I keep getting distracted. As I search for historical tidbits about Denton, I change paths constantly, but I don’t suppose that’s a bad thing. I find articles I would have never thought to seek — for instance, this morning I was looking for information about Acme Brick and then took a slight bend in the path when I found a copy of the Texas Parade from November of 1951. It had an article called “Diversified Denton” by Hugh Williamson. In it, I found another intriguing tidbit about our public library instead.
You know the one I mean … the haunted one. The Emily Fowler Public Library. If I heard correctly when I visited the library today, it started life as the City/County Library.
Now, I’ve written a little bit about Emily Fowler, who was a champion of the Denton Library system. Sometimes I tell stories about her haunting of the library on my weekly ghost tours (she liked her job so much she didn’t want to check out). But, I couldn’t believe what I read about the City/County library in that magazine. It is stranger than fiction. I think most librarians that I know would flat out faint to think of how libraries were managed in 1951 and I cannot believe that Emily Fowler put up with this type of behavior in her library!
They showed a picture of the library back then.
And, this is what Mr. Williamson wrote:
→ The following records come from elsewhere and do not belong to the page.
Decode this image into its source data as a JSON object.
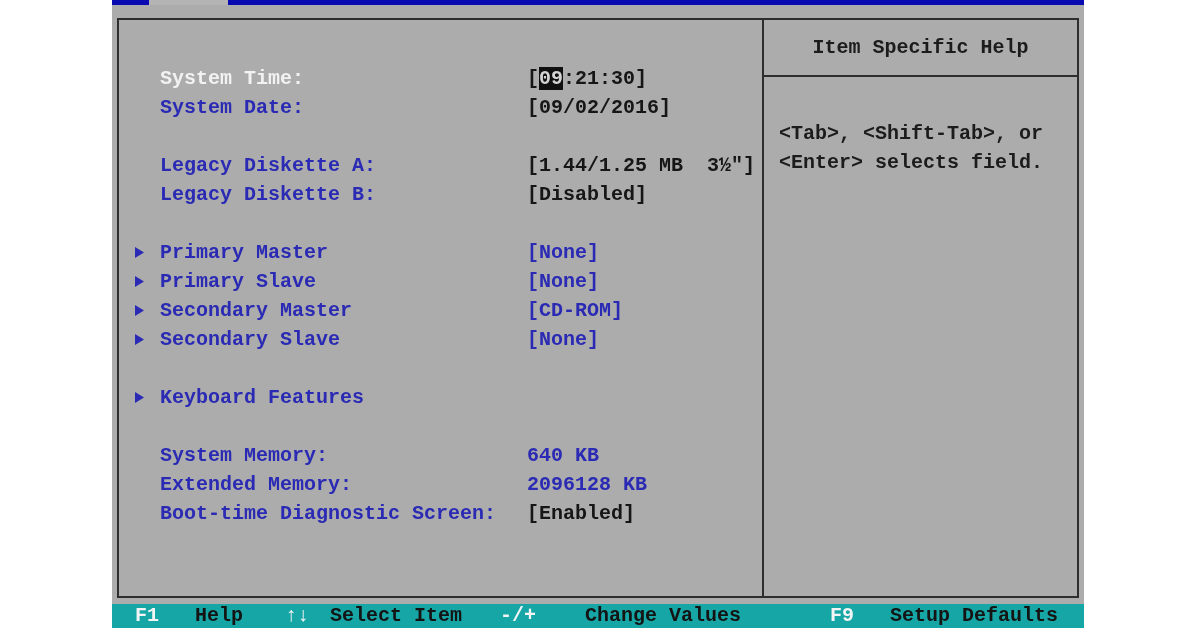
{
  "menu_bar": {
    "tabs": [
      {
        "selected": true
      }
    ]
  },
  "main": {
    "groups": [
      {
        "items": [
          {
            "kind": "field",
            "label": "System Time:",
            "selected": true,
            "editable": true,
            "value_segments": [
              {
                "text": "[",
                "cursor": false
              },
              {
                "text": "09",
                "cursor": true
              },
              {
                "text": ":21:30]",
                "cursor": false
              }
            ]
          },
          {
            "kind": "field",
            "label": "System Date:",
            "selected": false,
            "editable": true,
            "value": "[09/02/2016]"
          }
        ]
      },
      {
        "items": [
          {
            "kind": "field",
            "label": "Legacy Diskette A:",
            "selected": false,
            "editable": true,
            "value": "[1.44/1.25 MB  3½\"]"
          },
          {
            "kind": "field",
            "label": "Legacy Diskette B:",
            "selected": false,
            "editable": true,
            "value": "[Disabled]"
          }
        ]
      },
      {
        "items": [
          {
            "kind": "submenu",
            "label": "Primary Master",
            "selected": false,
            "editable": false,
            "value": "[None]"
          },
          {
            "kind": "submenu",
            "label": "Primary Slave",
            "selected": false,
            "editable": false,
            "value": "[None]"
          },
          {
            "kind": "submenu",
            "label": "Secondary Master",
            "selected": false,
            "editable": false,
            "value": "[CD-ROM]"
          },
          {
            "kind": "submenu",
            "label": "Secondary Slave",
            "selected": false,
            "editable": false,
            "value": "[None]"
          }
        ]
      },
      {
        "items": [
          {
            "kind": "submenu",
            "label": "Keyboard Features",
            "selected": false
          }
        ]
      },
      {
        "items": [
          {
            "kind": "field",
            "label": "System Memory:",
            "selected": false,
            "editable": false,
            "value": "640 KB"
          },
          {
            "kind": "field",
            "label": "Extended Memory:",
            "selected": false,
            "editable": false,
            "value": "2096128 KB"
          },
          {
            "kind": "field",
            "label": "Boot-time Diagnostic Screen:",
            "selected": false,
            "editable": true,
            "value": "[Enabled]"
          }
        ]
      }
    ]
  },
  "help_panel": {
    "title": "Item Specific Help",
    "text": "<Tab>, <Shift-Tab>, or <Enter> selects field."
  },
  "key_bar": [
    {
      "key": "F1",
      "action": "Help"
    },
    {
      "key": "↑↓",
      "action": "Select Item"
    },
    {
      "key": "-/+",
      "action": "Change Values"
    },
    {
      "key": "F9",
      "action": "Setup Defaults"
    }
  ]
}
If you like your entertainment indoors, then you’ll be at home in Denton, too. Readers, for example, will find 400,000 volumes in the college libraries and in the county-city library. The latter is somewhat unusual in that you don’t have to hush. You can talk out loud, smoke, pick up magazines without signing anything and take them home. The management trusts you to bring them back, along with a few more from your home collection. There is a children’s room, where the youngsters are left to their own devices, and if they swipe a few guppies from the goldfish bowl, who cares? There are plenty more guppies.
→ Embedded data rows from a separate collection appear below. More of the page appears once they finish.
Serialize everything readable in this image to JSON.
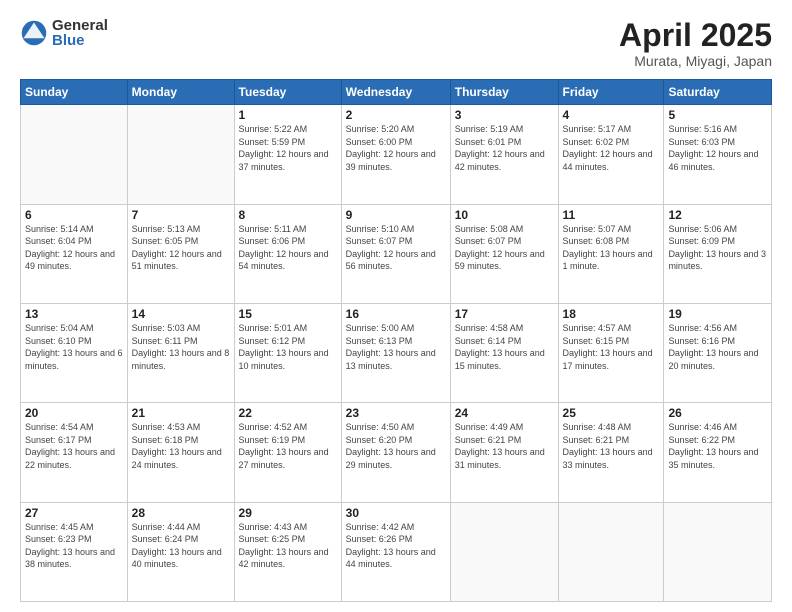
{
  "logo": {
    "general": "General",
    "blue": "Blue"
  },
  "header": {
    "title": "April 2025",
    "subtitle": "Murata, Miyagi, Japan"
  },
  "weekdays": [
    "Sunday",
    "Monday",
    "Tuesday",
    "Wednesday",
    "Thursday",
    "Friday",
    "Saturday"
  ],
  "days": [
    {
      "day": "",
      "info": ""
    },
    {
      "day": "",
      "info": ""
    },
    {
      "day": "1",
      "info": "Sunrise: 5:22 AM\nSunset: 5:59 PM\nDaylight: 12 hours and 37 minutes."
    },
    {
      "day": "2",
      "info": "Sunrise: 5:20 AM\nSunset: 6:00 PM\nDaylight: 12 hours and 39 minutes."
    },
    {
      "day": "3",
      "info": "Sunrise: 5:19 AM\nSunset: 6:01 PM\nDaylight: 12 hours and 42 minutes."
    },
    {
      "day": "4",
      "info": "Sunrise: 5:17 AM\nSunset: 6:02 PM\nDaylight: 12 hours and 44 minutes."
    },
    {
      "day": "5",
      "info": "Sunrise: 5:16 AM\nSunset: 6:03 PM\nDaylight: 12 hours and 46 minutes."
    },
    {
      "day": "6",
      "info": "Sunrise: 5:14 AM\nSunset: 6:04 PM\nDaylight: 12 hours and 49 minutes."
    },
    {
      "day": "7",
      "info": "Sunrise: 5:13 AM\nSunset: 6:05 PM\nDaylight: 12 hours and 51 minutes."
    },
    {
      "day": "8",
      "info": "Sunrise: 5:11 AM\nSunset: 6:06 PM\nDaylight: 12 hours and 54 minutes."
    },
    {
      "day": "9",
      "info": "Sunrise: 5:10 AM\nSunset: 6:07 PM\nDaylight: 12 hours and 56 minutes."
    },
    {
      "day": "10",
      "info": "Sunrise: 5:08 AM\nSunset: 6:07 PM\nDaylight: 12 hours and 59 minutes."
    },
    {
      "day": "11",
      "info": "Sunrise: 5:07 AM\nSunset: 6:08 PM\nDaylight: 13 hours and 1 minute."
    },
    {
      "day": "12",
      "info": "Sunrise: 5:06 AM\nSunset: 6:09 PM\nDaylight: 13 hours and 3 minutes."
    },
    {
      "day": "13",
      "info": "Sunrise: 5:04 AM\nSunset: 6:10 PM\nDaylight: 13 hours and 6 minutes."
    },
    {
      "day": "14",
      "info": "Sunrise: 5:03 AM\nSunset: 6:11 PM\nDaylight: 13 hours and 8 minutes."
    },
    {
      "day": "15",
      "info": "Sunrise: 5:01 AM\nSunset: 6:12 PM\nDaylight: 13 hours and 10 minutes."
    },
    {
      "day": "16",
      "info": "Sunrise: 5:00 AM\nSunset: 6:13 PM\nDaylight: 13 hours and 13 minutes."
    },
    {
      "day": "17",
      "info": "Sunrise: 4:58 AM\nSunset: 6:14 PM\nDaylight: 13 hours and 15 minutes."
    },
    {
      "day": "18",
      "info": "Sunrise: 4:57 AM\nSunset: 6:15 PM\nDaylight: 13 hours and 17 minutes."
    },
    {
      "day": "19",
      "info": "Sunrise: 4:56 AM\nSunset: 6:16 PM\nDaylight: 13 hours and 20 minutes."
    },
    {
      "day": "20",
      "info": "Sunrise: 4:54 AM\nSunset: 6:17 PM\nDaylight: 13 hours and 22 minutes."
    },
    {
      "day": "21",
      "info": "Sunrise: 4:53 AM\nSunset: 6:18 PM\nDaylight: 13 hours and 24 minutes."
    },
    {
      "day": "22",
      "info": "Sunrise: 4:52 AM\nSunset: 6:19 PM\nDaylight: 13 hours and 27 minutes."
    },
    {
      "day": "23",
      "info": "Sunrise: 4:50 AM\nSunset: 6:20 PM\nDaylight: 13 hours and 29 minutes."
    },
    {
      "day": "24",
      "info": "Sunrise: 4:49 AM\nSunset: 6:21 PM\nDaylight: 13 hours and 31 minutes."
    },
    {
      "day": "25",
      "info": "Sunrise: 4:48 AM\nSunset: 6:21 PM\nDaylight: 13 hours and 33 minutes."
    },
    {
      "day": "26",
      "info": "Sunrise: 4:46 AM\nSunset: 6:22 PM\nDaylight: 13 hours and 35 minutes."
    },
    {
      "day": "27",
      "info": "Sunrise: 4:45 AM\nSunset: 6:23 PM\nDaylight: 13 hours and 38 minutes."
    },
    {
      "day": "28",
      "info": "Sunrise: 4:44 AM\nSunset: 6:24 PM\nDaylight: 13 hours and 40 minutes."
    },
    {
      "day": "29",
      "info": "Sunrise: 4:43 AM\nSunset: 6:25 PM\nDaylight: 13 hours and 42 minutes."
    },
    {
      "day": "30",
      "info": "Sunrise: 4:42 AM\nSunset: 6:26 PM\nDaylight: 13 hours and 44 minutes."
    },
    {
      "day": "",
      "info": ""
    },
    {
      "day": "",
      "info": ""
    },
    {
      "day": "",
      "info": ""
    },
    {
      "day": "",
      "info": ""
    }
  ]
}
Do what? You could whip out a Viceroy and light up in the library? Did they have a cigarette vending machine by the checkout counter? Why didn’t they just have a full bar, so you could drink a whiskey sour while you smoked and read the paper? Was there a magazine rack by the toilet?
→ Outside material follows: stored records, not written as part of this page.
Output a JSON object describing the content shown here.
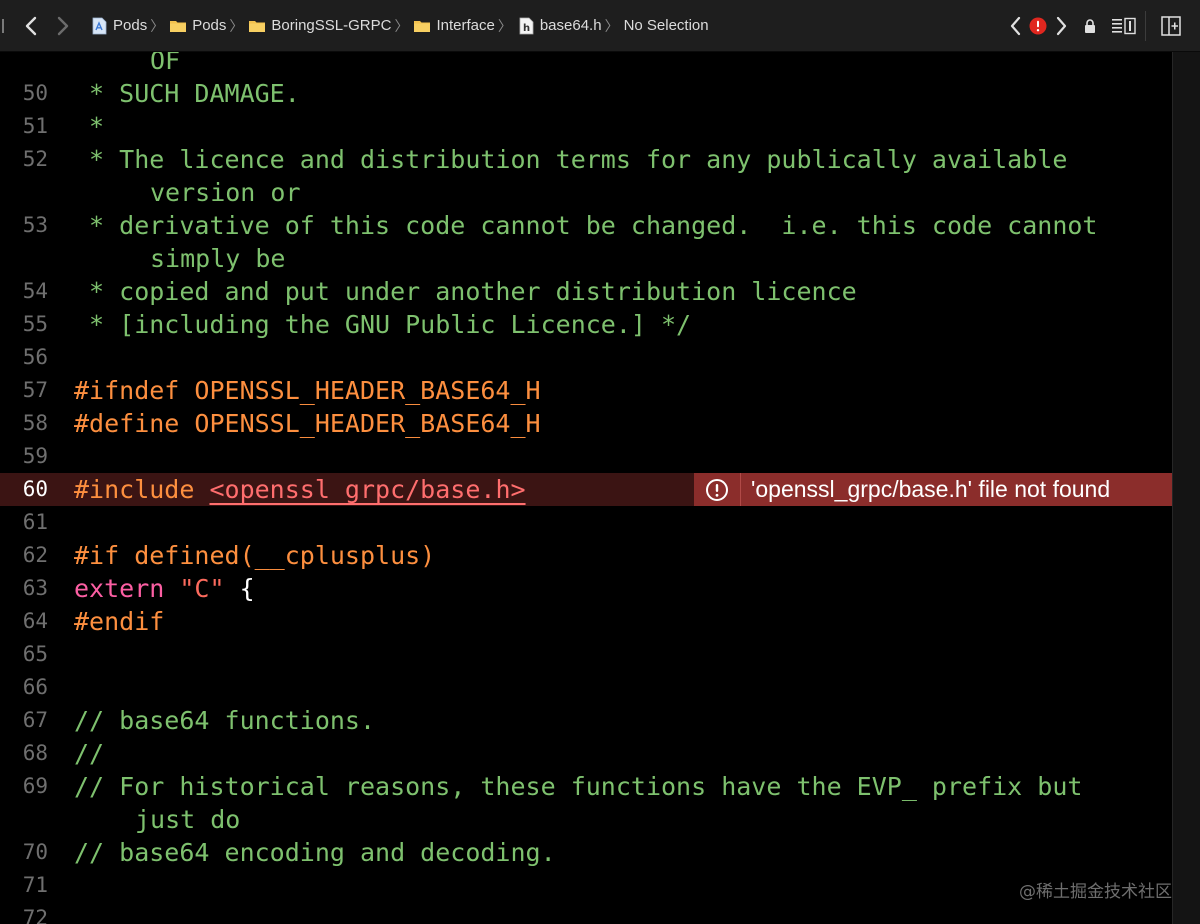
{
  "jumpbar": {
    "breadcrumbs": [
      {
        "label": "Pods",
        "icon": "project-icon"
      },
      {
        "label": "Pods",
        "icon": "folder-icon"
      },
      {
        "label": "BoringSSL-GRPC",
        "icon": "folder-icon"
      },
      {
        "label": "Interface",
        "icon": "folder-icon"
      },
      {
        "label": "base64.h",
        "icon": "header-file-icon"
      },
      {
        "label": "No Selection",
        "icon": ""
      }
    ],
    "error_color": "#e0271f"
  },
  "editor": {
    "lines": [
      {
        "num": "",
        "text": "OF"
      },
      {
        "num": "50",
        "text": " * SUCH DAMAGE."
      },
      {
        "num": "51",
        "text": " *"
      },
      {
        "num": "52",
        "text": " * The licence and distribution terms for any publically available",
        "wrap": "version or"
      },
      {
        "num": "53",
        "text": " * derivative of this code cannot be changed.  i.e. this code cannot",
        "wrap": "simply be"
      },
      {
        "num": "54",
        "text": " * copied and put under another distribution licence"
      },
      {
        "num": "55",
        "text": " * [including the GNU Public Licence.] */"
      },
      {
        "num": "56",
        "text": ""
      },
      {
        "num": "57",
        "text": "#ifndef OPENSSL_HEADER_BASE64_H"
      },
      {
        "num": "58",
        "text": "#define OPENSSL_HEADER_BASE64_H"
      },
      {
        "num": "59",
        "text": ""
      },
      {
        "num": "60",
        "directive": "#include ",
        "include": "<openssl_grpc/base.h>"
      },
      {
        "num": "61",
        "text": ""
      },
      {
        "num": "62",
        "text": "#if defined(__cplusplus)"
      },
      {
        "num": "63",
        "kw": "extern",
        "str": " \"C\"",
        "plain": " {"
      },
      {
        "num": "64",
        "text": "#endif"
      },
      {
        "num": "65",
        "text": ""
      },
      {
        "num": "66",
        "text": ""
      },
      {
        "num": "67",
        "text": "// base64 functions."
      },
      {
        "num": "68",
        "text": "//"
      },
      {
        "num": "69",
        "text": "// For historical reasons, these functions have the EVP_ prefix but",
        "wrap": "just do"
      },
      {
        "num": "70",
        "text": "// base64 encoding and decoding."
      },
      {
        "num": "71",
        "text": ""
      },
      {
        "num": "72",
        "text": ""
      }
    ],
    "error": {
      "message": "'openssl_grpc/base.h' file not found"
    }
  },
  "watermark": "@稀土掘金技术社区"
}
I’m sure this relaxed atmosphere was simply to draw patrons into the library, and I realize that it was a different world sixty-two years ago. However, this sounds a bit over the top.
What haunts me, however, is that line about the guppies. Why in Thunder would children swipe guppies? What did they do with them? It makes me reluctant to pick up one of the older volumes and open it … in case the kids used the guppies as bookmarks.
And, are those guppies still haunting the library?